Just in time for Shark Week, Governor John Kitzhaber recently made it illegal to sell, trade, or possess shark fins in the State of Oregon. The bill, which passed the State House of Representatives and Senate with overwhelming bipartisan support, makes Oregon the third U.S. state to prohibit shark finning behind Hawaii and Washington.
A similar measure passed in the California State Assembly earlier this year, but must to be approved by the Senate before it can become law.

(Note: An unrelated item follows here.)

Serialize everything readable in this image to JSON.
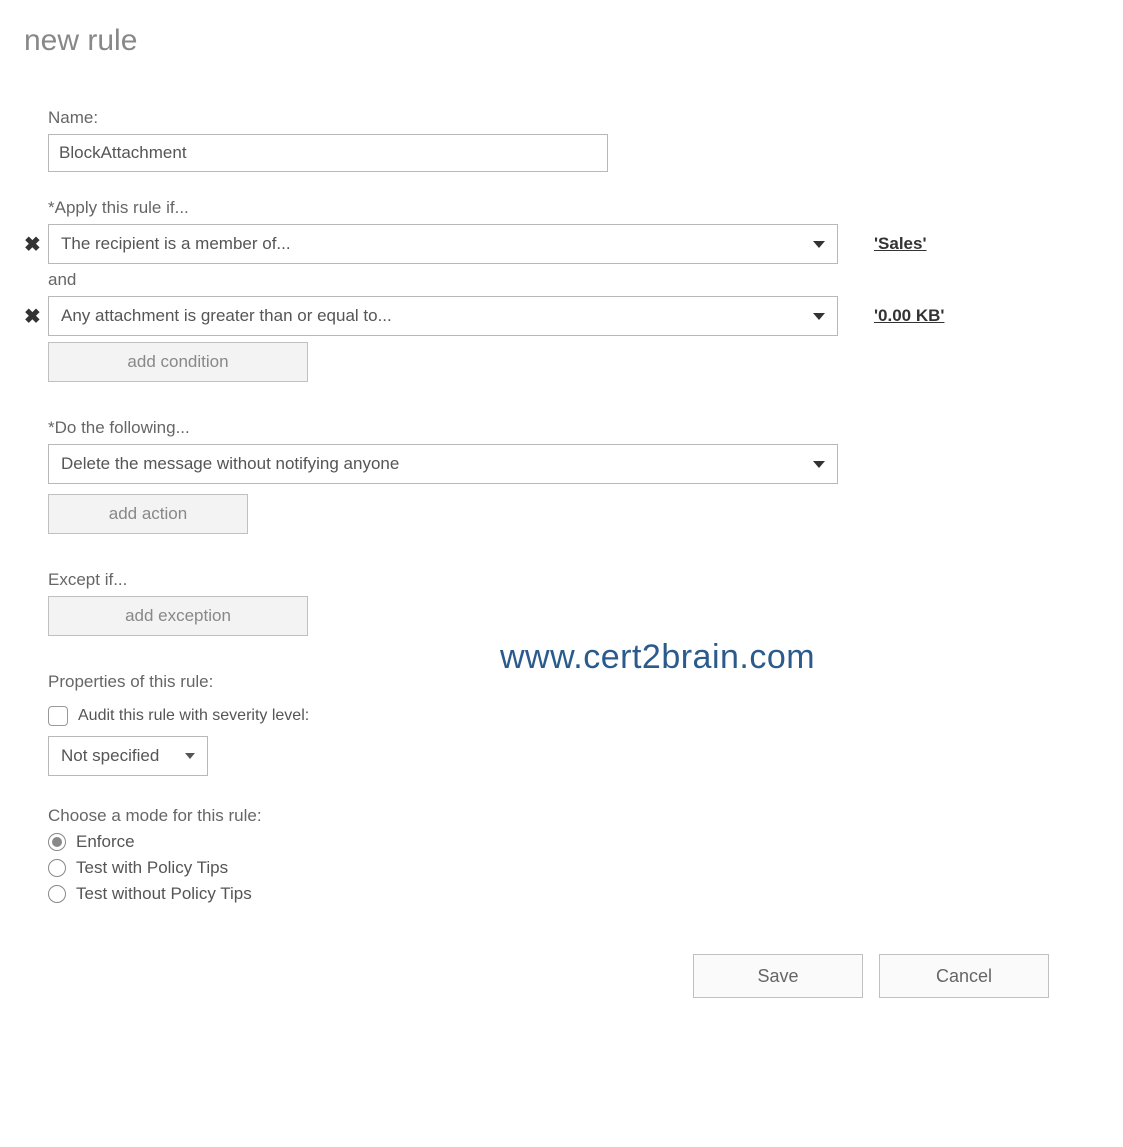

“With the global trade in shark fins pushing sharks toward extinction, it will take strong actions such as this to prevent us from making irreversible changes to our ocean ecosystems,” said Whit Sheard, Senior Advisor and Pacific Counsel for Oceana. “The bipartisan support for this bill once again demonstrates that support for healthy oceans is a non-partisan issue.”
Shark finning is brutal a process whereby sharks are caught, the fins are cut away from the body, and the carcass is thrown back into the sea. Without fins, sharks bleed to death, drown, or are eaten by other species. Used mostly to provide ingredients for the Asian delicacy, shark fin soup, in recent decades this practice has contributed to a 99 percent decline in some shark populations.
Although shark finning is already illegal in U.S., European, Canadian and Australian waters, it’s still common in international waters. Fins are imported to the U.S. from countries with less stringent protections, and because it’s not against the law to possess the fins in most states, this demand continues unabated.
However, scientists are starting to understand that eliminating sharks from ocean ecosystems can destabilize the ocean food web and even lead to declines in populations of other species, including commercially-caught fish and shellfish species lower in the food web.
via LA Times
Image Credit: Flickr - usfwspacific